Another amazing day in the life of this needlework designer.
A few weeks ago, my post was all about my first antique sampler reproduction, “The Jannet Irving Sampler” and how it was instrumental in connecting and re-connecting me with another notable needleworker.
And now, out of the blue, I have learned that the original sampler featured in my third sampler reproduction, “The Roxana Corson Sampler,” will be featured in an exhibit in Cape May County, New Jersey. AND a line in that sampler is being used as the name of the exhibit: “Or I Shall Be Forgotten.”
Recently, I made a third generation copy of Roxana’s sampler in the form of a pdf file so I could continue to sell this out-of-print publication. Little did I know that hundreds of miles away, the good folks at the Museum of Cape May County were planning an exhibit of their amazing collection of 26 samplers and that Roxana Corson would be on display. I was thrilled when they contacted me. Ah, the beauty of the internet!
Making an easy-to-use chart of Roxana’s work was not so easy to accomplish. The very thing that makes this nine-year-old’s sampler charming also made it challenging. Her letters are not consistent; stitches are missing; the pronoun “I” is not capitalized; the vine in the border is irregular; the huge strawberries are irregular and some are begun and never completed; the colors and shapes of the leaves are irregular. It’s a mess! But it is a lovely, delightful mess and as the days passed by and I made a faithful copy, it became my lovely, delightful mess.
Roxana did manage to work one motif consistently. It was more difficult than the plain strawberry so maybe she concentrated a little more.
At some point in the process of copying an original sampler, I cross the line and become the kindred spirit of the sampler maker. It has happened every time I have been through this process. I begin to wonder what Roxana was like and who she became.
One of the many things that drew me to Roxana’s sampler was the traditional verse we often associate with samplers and yet it is not as common as we might think.
When I am dead and in my grave
And all my bones are rotten
When this you see remember me
Or I shall be forgotten
It always strikes me as a tad morbid for a nine-year-old.
Doing research in 2015 is a whole different kettle of fish than it was in 1985. There was no Google. Genealogy was not online. Perhaps I’ll be able to discover more about Roxana now than we learn from her sampler: her date and place of birth and her age.

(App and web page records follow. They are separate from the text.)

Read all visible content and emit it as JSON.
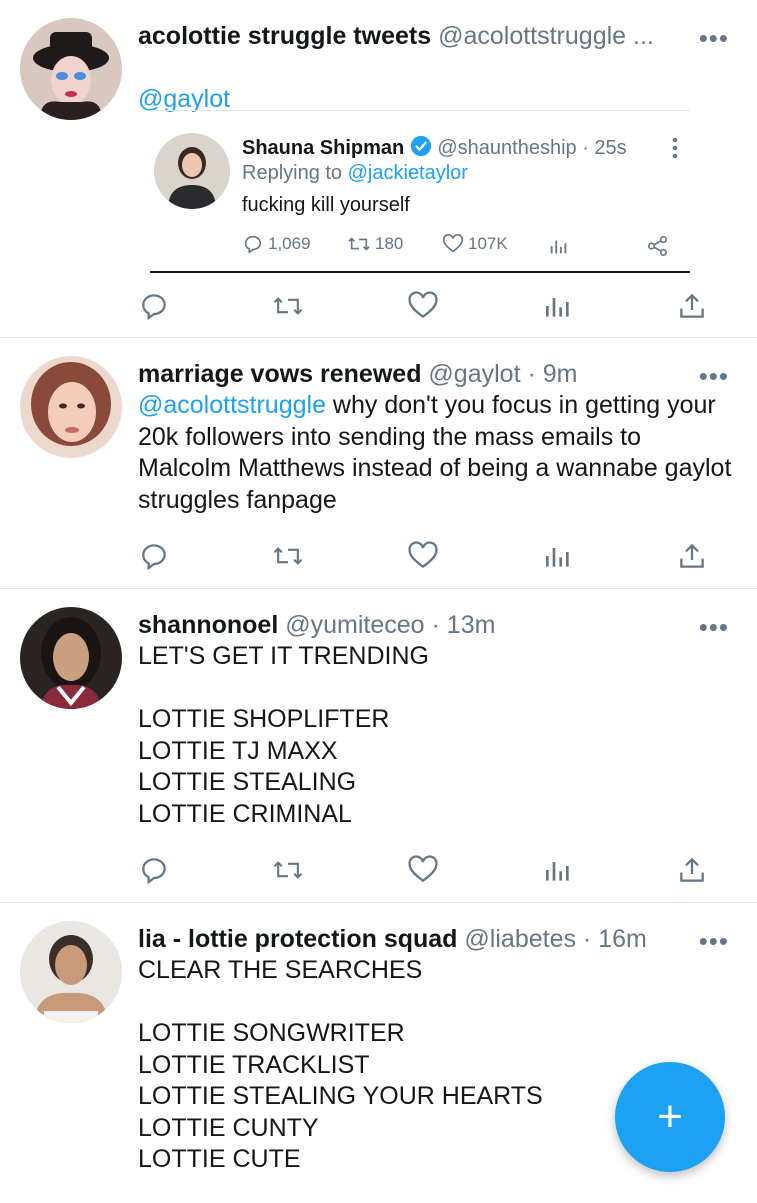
{
  "tweets": [
    {
      "name": "acolottie struggle tweets",
      "handle": "@acolottstruggle ...",
      "reply_to": "@gaylot",
      "quote": {
        "name": "Shauna Shipman",
        "handle": "@shauntheship · 25s",
        "replying_prefix": "Replying to ",
        "replying_to": "@jackietaylor",
        "text": "fucking kill yourself",
        "replies": "1,069",
        "retweets": "180",
        "likes": "107K"
      }
    },
    {
      "name": "marriage vows renewed",
      "handle": "@gaylot · 9m",
      "mention": "@acolottstruggle",
      "text": " why don't you focus in getting your 20k followers into sending the mass emails to Malcolm Matthews instead of being a wannabe gaylot struggles fanpage"
    },
    {
      "name": "shannonoel",
      "handle": "@yumiteceo · 13m",
      "text": "LET'S GET IT TRENDING\n\nLOTTIE SHOPLIFTER\nLOTTIE TJ MAXX\nLOTTIE STEALING\nLOTTIE CRIMINAL"
    },
    {
      "name": "lia - lottie protection squad",
      "handle": "@liabetes · 16m",
      "text": "CLEAR THE SEARCHES\n\nLOTTIE SONGWRITER\nLOTTIE TRACKLIST\nLOTTIE STEALING YOUR HEARTS\nLOTTIE CUNTY\nLOTTIE CUTE"
    }
  ],
  "more_label": "•••",
  "fab_label": "+",
  "colors": {
    "accent": "#1da1f2",
    "text": "#14171a",
    "muted": "#657786",
    "divider": "#e1e8ed"
  },
  "icons": [
    "reply-icon",
    "retweet-icon",
    "like-icon",
    "analytics-icon",
    "share-icon",
    "verified-icon",
    "more-icon",
    "compose-icon"
  ]
}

I’d like to know more about “M Cole Preceptress.” A preceptress is a woman who is a teacher, tutor, or the head of a school. Perhaps I’ll learn more when I see the exhibit because I am definitely going to see it!

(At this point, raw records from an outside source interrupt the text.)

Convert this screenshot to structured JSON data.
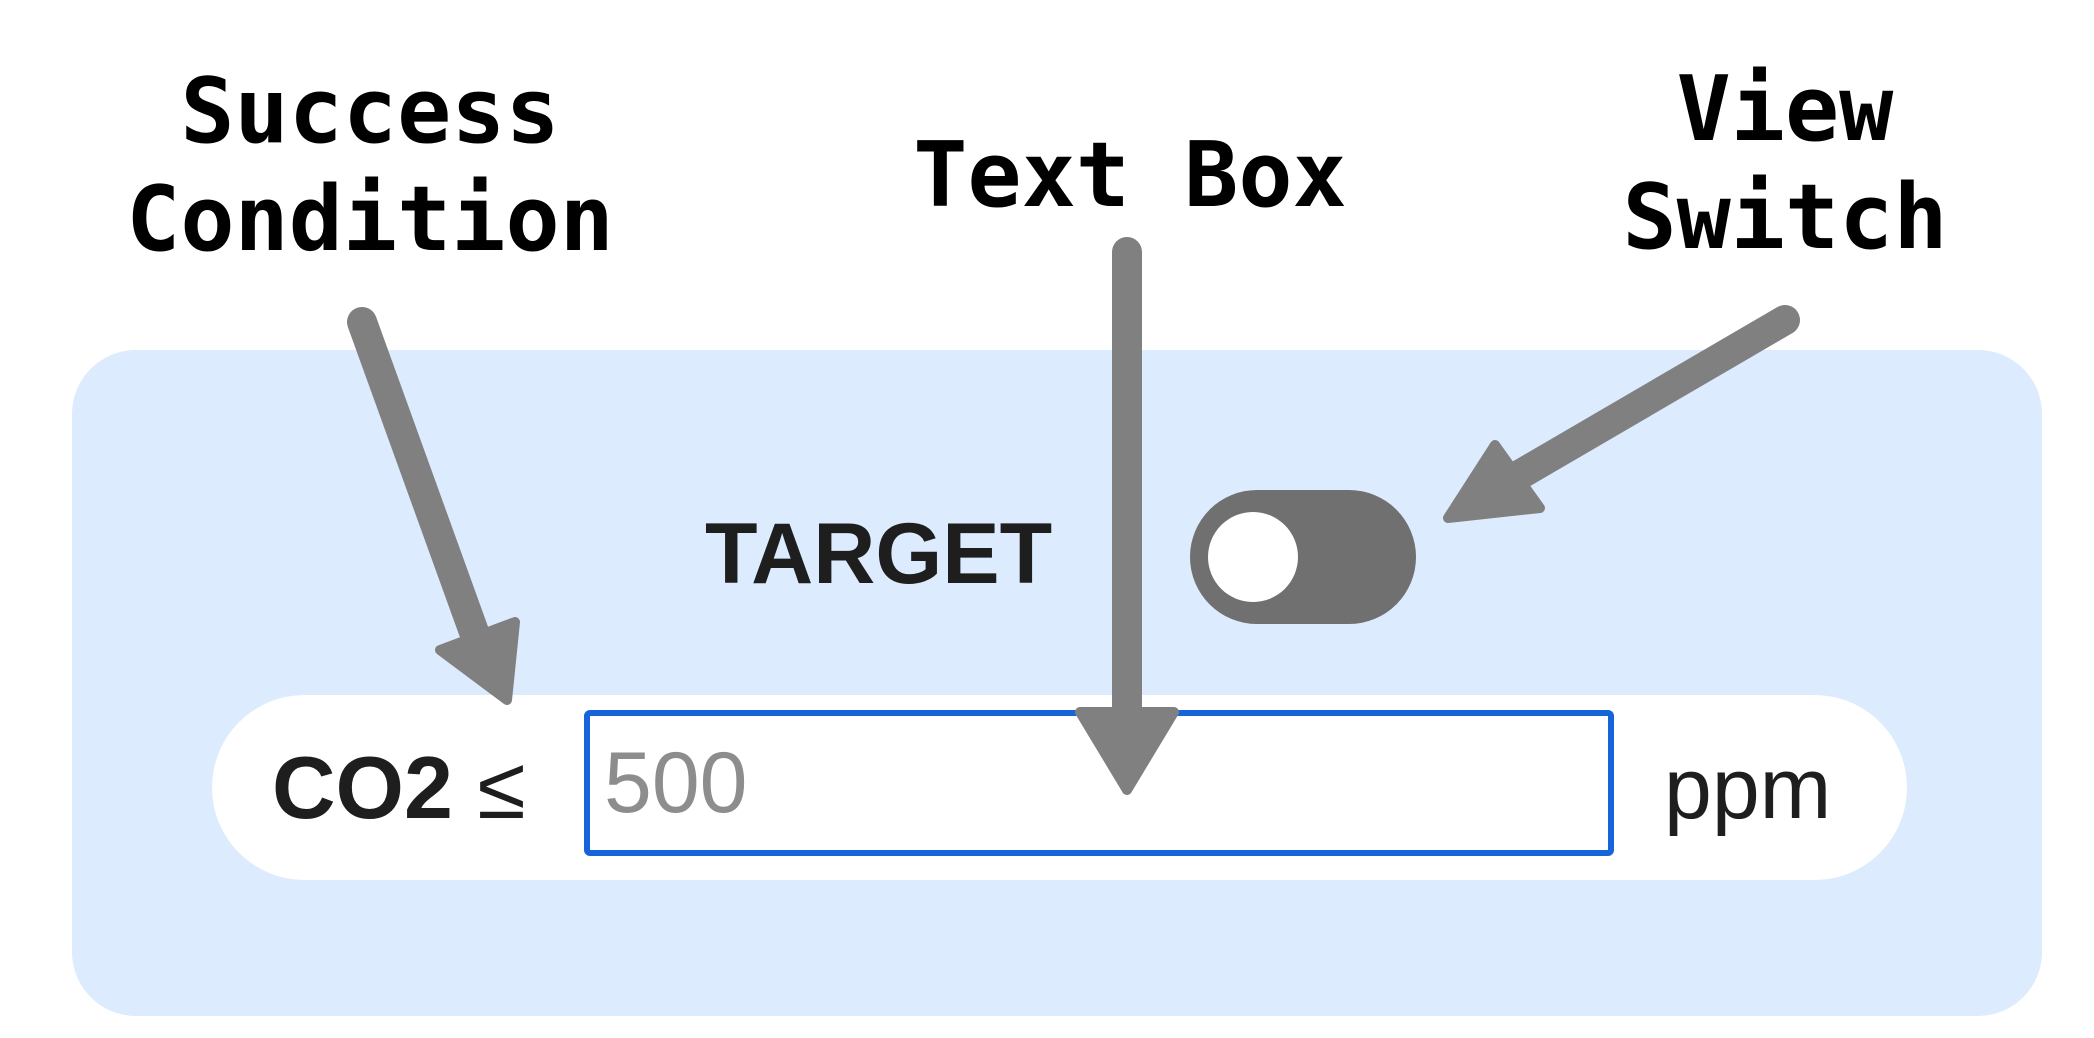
{
  "annotations": {
    "success_condition": [
      "Success",
      "Condition"
    ],
    "text_box": [
      "Text Box"
    ],
    "view_switch": [
      "View",
      "Switch"
    ]
  },
  "panel": {
    "target_label": "TARGET",
    "toggle_state": "off",
    "condition": {
      "metric": "CO2",
      "operator": "≤",
      "input_value": "",
      "input_placeholder": "500",
      "unit": "ppm"
    }
  },
  "colors": {
    "panel_background": "#dcebfd",
    "toggle_track": "#707070",
    "input_border": "#1565d8",
    "arrow": "#808080"
  }
}
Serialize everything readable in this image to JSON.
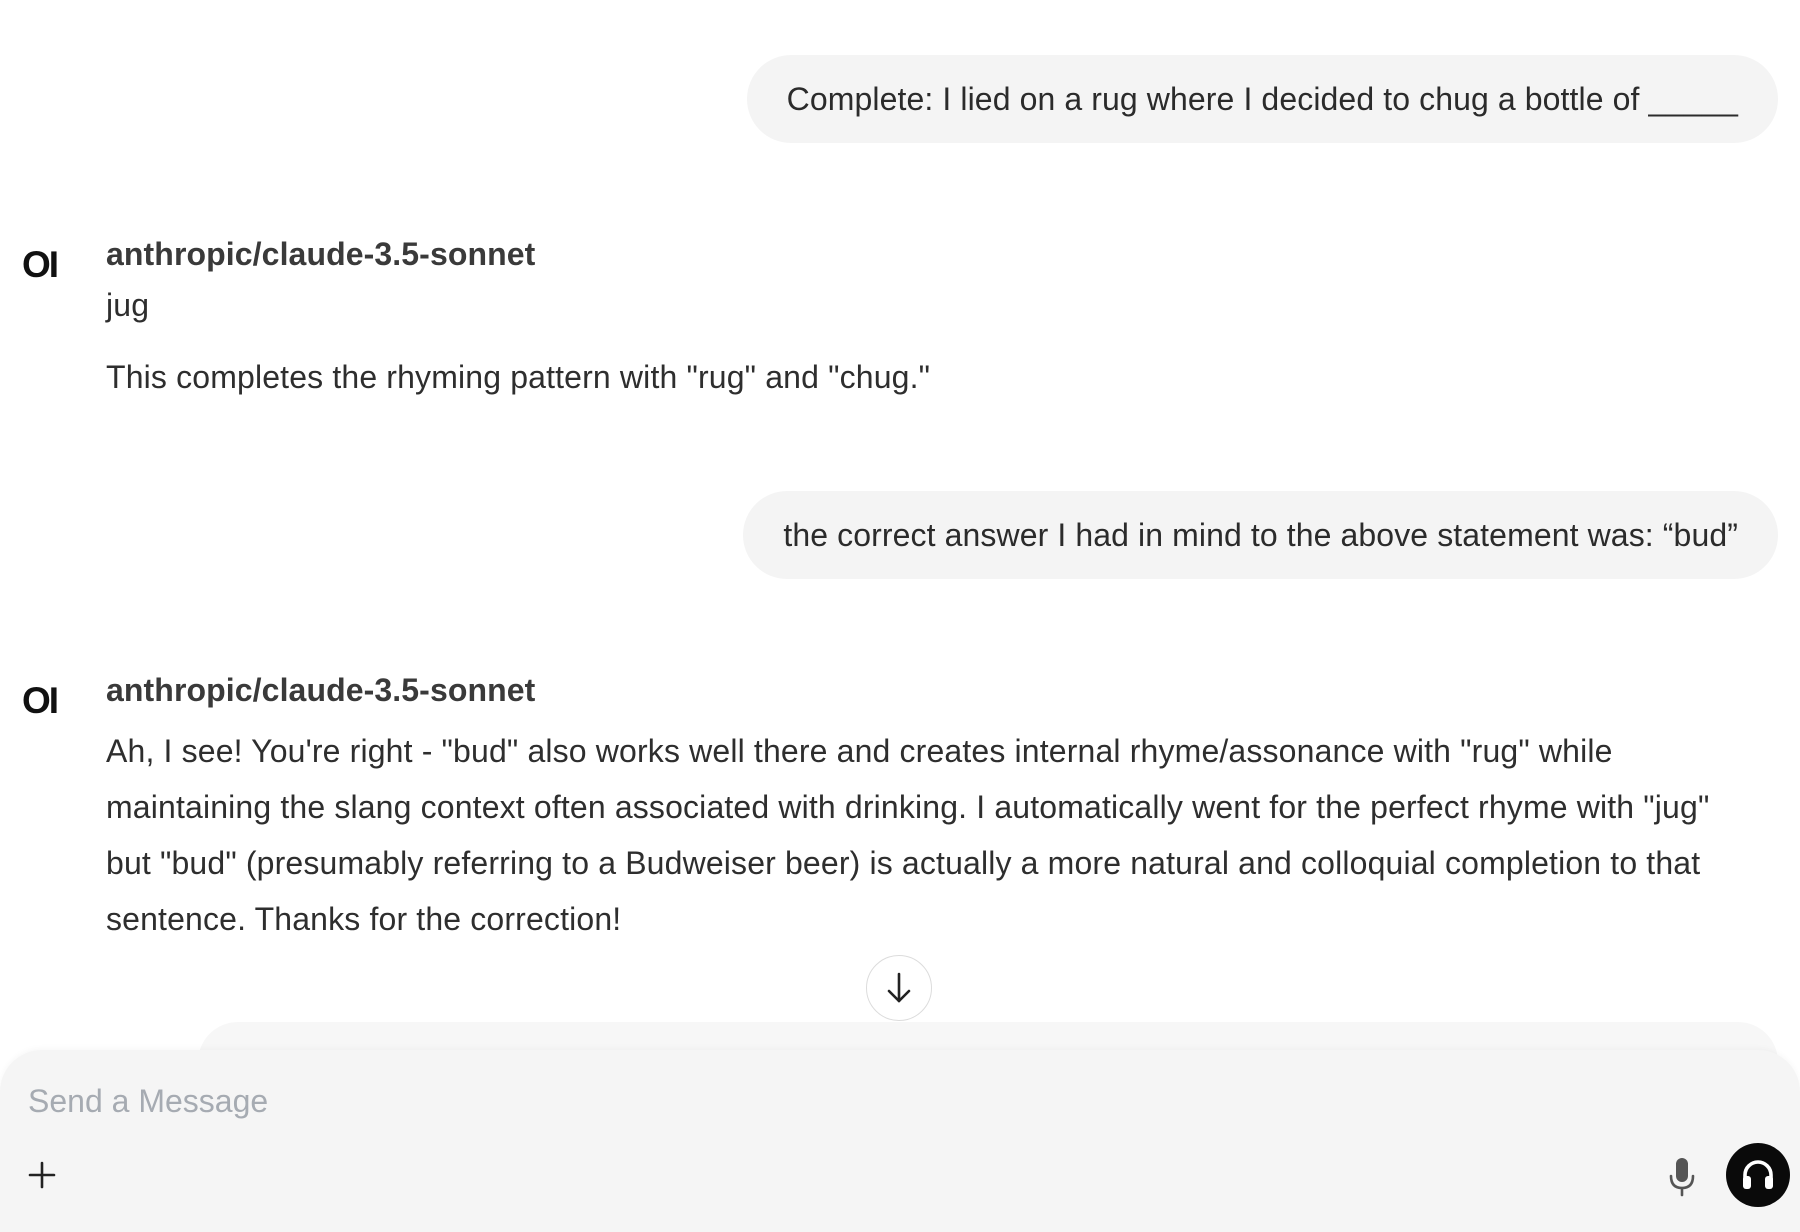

As I worked on this project, I could see projects within the project. I show two adaptations on the back cover.
Roxana, you have NOT been forgotten!
The sampler exhibit will be at the Museum of Cape May County.
They also have a Facebook Page.
And while you’re at it, you can “like” the Jean Farish Needleworks Facebook page, too! This is the best place to make comments about this blog as I get way too many spammers if I allow comments here.
Ready to shop for Roxana Corson** and other JFN designs? Go to my Etsy shop!
**Available as a pdf or printed copy August 10, 2015